EXERCISE: Your output must reproduce all the records below precisely and contain no pictures.
#### SOURCE RECORDS
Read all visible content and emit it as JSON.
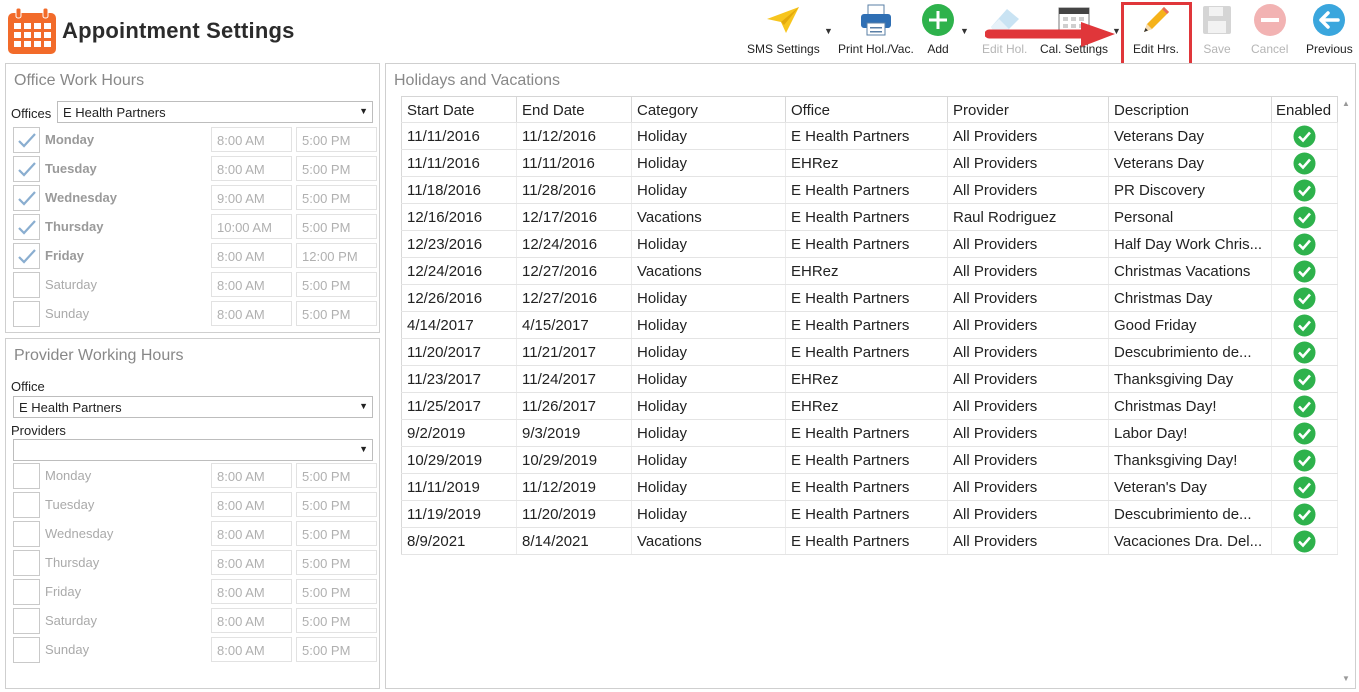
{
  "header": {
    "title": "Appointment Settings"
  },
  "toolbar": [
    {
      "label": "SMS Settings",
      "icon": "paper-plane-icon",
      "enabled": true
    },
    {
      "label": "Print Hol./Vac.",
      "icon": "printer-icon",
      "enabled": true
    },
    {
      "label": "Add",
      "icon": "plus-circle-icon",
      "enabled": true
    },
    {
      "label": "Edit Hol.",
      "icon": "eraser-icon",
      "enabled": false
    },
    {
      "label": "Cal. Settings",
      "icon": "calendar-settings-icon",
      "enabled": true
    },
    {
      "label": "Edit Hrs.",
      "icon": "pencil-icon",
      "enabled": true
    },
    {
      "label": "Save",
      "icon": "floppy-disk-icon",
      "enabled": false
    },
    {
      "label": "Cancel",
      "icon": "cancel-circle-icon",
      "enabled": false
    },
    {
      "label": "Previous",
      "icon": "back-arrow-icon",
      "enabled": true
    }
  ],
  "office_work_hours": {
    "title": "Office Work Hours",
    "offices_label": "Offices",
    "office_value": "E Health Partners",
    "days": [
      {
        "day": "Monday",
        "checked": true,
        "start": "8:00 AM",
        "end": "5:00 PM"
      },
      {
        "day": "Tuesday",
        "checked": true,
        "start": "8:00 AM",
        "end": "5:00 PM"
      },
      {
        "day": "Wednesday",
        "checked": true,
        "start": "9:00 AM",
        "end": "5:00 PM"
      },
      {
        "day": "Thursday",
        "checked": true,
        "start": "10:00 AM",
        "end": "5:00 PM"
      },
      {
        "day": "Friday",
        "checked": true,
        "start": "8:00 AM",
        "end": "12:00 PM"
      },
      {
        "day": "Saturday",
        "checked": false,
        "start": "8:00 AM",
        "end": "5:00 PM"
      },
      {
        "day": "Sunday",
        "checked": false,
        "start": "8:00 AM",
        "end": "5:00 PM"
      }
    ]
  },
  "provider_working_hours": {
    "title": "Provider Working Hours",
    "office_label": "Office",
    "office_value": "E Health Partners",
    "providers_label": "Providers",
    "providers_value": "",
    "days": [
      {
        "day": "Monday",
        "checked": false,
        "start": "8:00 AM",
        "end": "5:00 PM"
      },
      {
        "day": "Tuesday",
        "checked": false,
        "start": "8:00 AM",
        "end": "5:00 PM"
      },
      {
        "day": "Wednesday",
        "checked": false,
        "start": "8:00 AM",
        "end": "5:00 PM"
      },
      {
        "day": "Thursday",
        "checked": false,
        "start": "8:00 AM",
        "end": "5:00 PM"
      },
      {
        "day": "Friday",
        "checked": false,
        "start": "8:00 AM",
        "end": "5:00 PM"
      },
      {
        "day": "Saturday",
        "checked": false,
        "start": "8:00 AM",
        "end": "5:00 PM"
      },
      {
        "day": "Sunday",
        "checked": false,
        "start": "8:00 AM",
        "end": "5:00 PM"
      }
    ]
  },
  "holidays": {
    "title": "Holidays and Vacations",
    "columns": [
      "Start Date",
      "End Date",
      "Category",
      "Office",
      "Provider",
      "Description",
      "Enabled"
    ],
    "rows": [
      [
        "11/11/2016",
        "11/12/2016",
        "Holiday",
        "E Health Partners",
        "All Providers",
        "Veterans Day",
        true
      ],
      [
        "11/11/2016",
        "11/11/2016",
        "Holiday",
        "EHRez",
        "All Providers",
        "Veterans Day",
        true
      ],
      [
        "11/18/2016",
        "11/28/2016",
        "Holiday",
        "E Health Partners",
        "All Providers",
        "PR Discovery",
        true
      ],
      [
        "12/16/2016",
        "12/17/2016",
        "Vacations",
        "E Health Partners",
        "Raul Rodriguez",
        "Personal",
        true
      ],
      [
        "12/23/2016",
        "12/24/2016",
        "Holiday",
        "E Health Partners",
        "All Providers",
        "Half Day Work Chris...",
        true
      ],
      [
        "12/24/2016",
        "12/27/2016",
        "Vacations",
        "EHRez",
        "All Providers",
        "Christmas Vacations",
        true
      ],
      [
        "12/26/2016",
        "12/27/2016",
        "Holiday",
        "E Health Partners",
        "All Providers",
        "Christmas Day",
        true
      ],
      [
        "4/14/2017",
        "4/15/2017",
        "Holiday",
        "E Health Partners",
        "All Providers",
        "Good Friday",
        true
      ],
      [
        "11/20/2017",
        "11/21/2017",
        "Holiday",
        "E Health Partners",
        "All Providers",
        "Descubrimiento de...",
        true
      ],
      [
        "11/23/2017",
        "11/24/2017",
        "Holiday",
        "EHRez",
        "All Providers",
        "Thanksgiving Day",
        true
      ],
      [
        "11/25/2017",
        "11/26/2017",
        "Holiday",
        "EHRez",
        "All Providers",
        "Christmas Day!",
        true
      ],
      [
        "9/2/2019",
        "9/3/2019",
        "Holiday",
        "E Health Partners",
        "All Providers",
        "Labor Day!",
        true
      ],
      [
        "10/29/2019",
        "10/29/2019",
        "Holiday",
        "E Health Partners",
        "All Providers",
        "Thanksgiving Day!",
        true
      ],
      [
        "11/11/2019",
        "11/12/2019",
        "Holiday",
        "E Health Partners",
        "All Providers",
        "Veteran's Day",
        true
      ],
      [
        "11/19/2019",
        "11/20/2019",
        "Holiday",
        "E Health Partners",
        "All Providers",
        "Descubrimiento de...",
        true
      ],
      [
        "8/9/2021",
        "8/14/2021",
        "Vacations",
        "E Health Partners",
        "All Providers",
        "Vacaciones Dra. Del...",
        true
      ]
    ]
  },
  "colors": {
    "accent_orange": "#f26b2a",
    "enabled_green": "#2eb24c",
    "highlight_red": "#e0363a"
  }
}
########
WRITTEN SOLUTION:
Read all visible content and emit it as JSON.
{
  "header": {
    "title": "Appointment Settings"
  },
  "toolbar": [
    {
      "label": "SMS Settings",
      "icon": "paper-plane-icon",
      "enabled": true
    },
    {
      "label": "Print Hol./Vac.",
      "icon": "printer-icon",
      "enabled": true
    },
    {
      "label": "Add",
      "icon": "plus-circle-icon",
      "enabled": true
    },
    {
      "label": "Edit Hol.",
      "icon": "eraser-icon",
      "enabled": false
    },
    {
      "label": "Cal. Settings",
      "icon": "calendar-settings-icon",
      "enabled": true
    },
    {
      "label": "Edit Hrs.",
      "icon": "pencil-icon",
      "enabled": true
    },
    {
      "label": "Save",
      "icon": "floppy-disk-icon",
      "enabled": false
    },
    {
      "label": "Cancel",
      "icon": "cancel-circle-icon",
      "enabled": false
    },
    {
      "label": "Previous",
      "icon": "back-arrow-icon",
      "enabled": true
    }
  ],
  "office_work_hours": {
    "title": "Office Work Hours",
    "offices_label": "Offices",
    "office_value": "E Health Partners",
    "days": [
      {
        "day": "Monday",
        "checked": true,
        "start": "8:00 AM",
        "end": "5:00 PM"
      },
      {
        "day": "Tuesday",
        "checked": true,
        "start": "8:00 AM",
        "end": "5:00 PM"
      },
      {
        "day": "Wednesday",
        "checked": true,
        "start": "9:00 AM",
        "end": "5:00 PM"
      },
      {
        "day": "Thursday",
        "checked": true,
        "start": "10:00 AM",
        "end": "5:00 PM"
      },
      {
        "day": "Friday",
        "checked": true,
        "start": "8:00 AM",
        "end": "12:00 PM"
      },
      {
        "day": "Saturday",
        "checked": false,
        "start": "8:00 AM",
        "end": "5:00 PM"
      },
      {
        "day": "Sunday",
        "checked": false,
        "start": "8:00 AM",
        "end": "5:00 PM"
      }
    ]
  },
  "provider_working_hours": {
    "title": "Provider Working Hours",
    "office_label": "Office",
    "office_value": "E Health Partners",
    "providers_label": "Providers",
    "providers_value": "",
    "days": [
      {
        "day": "Monday",
        "checked": false,
        "start": "8:00 AM",
        "end": "5:00 PM"
      },
      {
        "day": "Tuesday",
        "checked": false,
        "start": "8:00 AM",
        "end": "5:00 PM"
      },
      {
        "day": "Wednesday",
        "checked": false,
        "start": "8:00 AM",
        "end": "5:00 PM"
      },
      {
        "day": "Thursday",
        "checked": false,
        "start": "8:00 AM",
        "end": "5:00 PM"
      },
      {
        "day": "Friday",
        "checked": false,
        "start": "8:00 AM",
        "end": "5:00 PM"
      },
      {
        "day": "Saturday",
        "checked": false,
        "start": "8:00 AM",
        "end": "5:00 PM"
      },
      {
        "day": "Sunday",
        "checked": false,
        "start": "8:00 AM",
        "end": "5:00 PM"
      }
    ]
  },
  "holidays": {
    "title": "Holidays and Vacations",
    "columns": [
      "Start Date",
      "End Date",
      "Category",
      "Office",
      "Provider",
      "Description",
      "Enabled"
    ],
    "rows": [
      [
        "11/11/2016",
        "11/12/2016",
        "Holiday",
        "E Health Partners",
        "All Providers",
        "Veterans Day",
        true
      ],
      [
        "11/11/2016",
        "11/11/2016",
        "Holiday",
        "EHRez",
        "All Providers",
        "Veterans Day",
        true
      ],
      [
        "11/18/2016",
        "11/28/2016",
        "Holiday",
        "E Health Partners",
        "All Providers",
        "PR Discovery",
        true
      ],
      [
        "12/16/2016",
        "12/17/2016",
        "Vacations",
        "E Health Partners",
        "Raul Rodriguez",
        "Personal",
        true
      ],
      [
        "12/23/2016",
        "12/24/2016",
        "Holiday",
        "E Health Partners",
        "All Providers",
        "Half Day Work Chris...",
        true
      ],
      [
        "12/24/2016",
        "12/27/2016",
        "Vacations",
        "EHRez",
        "All Providers",
        "Christmas Vacations",
        true
      ],
      [
        "12/26/2016",
        "12/27/2016",
        "Holiday",
        "E Health Partners",
        "All Providers",
        "Christmas Day",
        true
      ],
      [
        "4/14/2017",
        "4/15/2017",
        "Holiday",
        "E Health Partners",
        "All Providers",
        "Good Friday",
        true
      ],
      [
        "11/20/2017",
        "11/21/2017",
        "Holiday",
        "E Health Partners",
        "All Providers",
        "Descubrimiento de...",
        true
      ],
      [
        "11/23/2017",
        "11/24/2017",
        "Holiday",
        "EHRez",
        "All Providers",
        "Thanksgiving Day",
        true
      ],
      [
        "11/25/2017",
        "11/26/2017",
        "Holiday",
        "EHRez",
        "All Providers",
        "Christmas Day!",
        true
      ],
      [
        "9/2/2019",
        "9/3/2019",
        "Holiday",
        "E Health Partners",
        "All Providers",
        "Labor Day!",
        true
      ],
      [
        "10/29/2019",
        "10/29/2019",
        "Holiday",
        "E Health Partners",
        "All Providers",
        "Thanksgiving Day!",
        true
      ],
      [
        "11/11/2019",
        "11/12/2019",
        "Holiday",
        "E Health Partners",
        "All Providers",
        "Veteran's Day",
        true
      ],
      [
        "11/19/2019",
        "11/20/2019",
        "Holiday",
        "E Health Partners",
        "All Providers",
        "Descubrimiento de...",
        true
      ],
      [
        "8/9/2021",
        "8/14/2021",
        "Vacations",
        "E Health Partners",
        "All Providers",
        "Vacaciones Dra. Del...",
        true
      ]
    ]
  },
  "colors": {
    "accent_orange": "#f26b2a",
    "enabled_green": "#2eb24c",
    "highlight_red": "#e0363a"
  }
}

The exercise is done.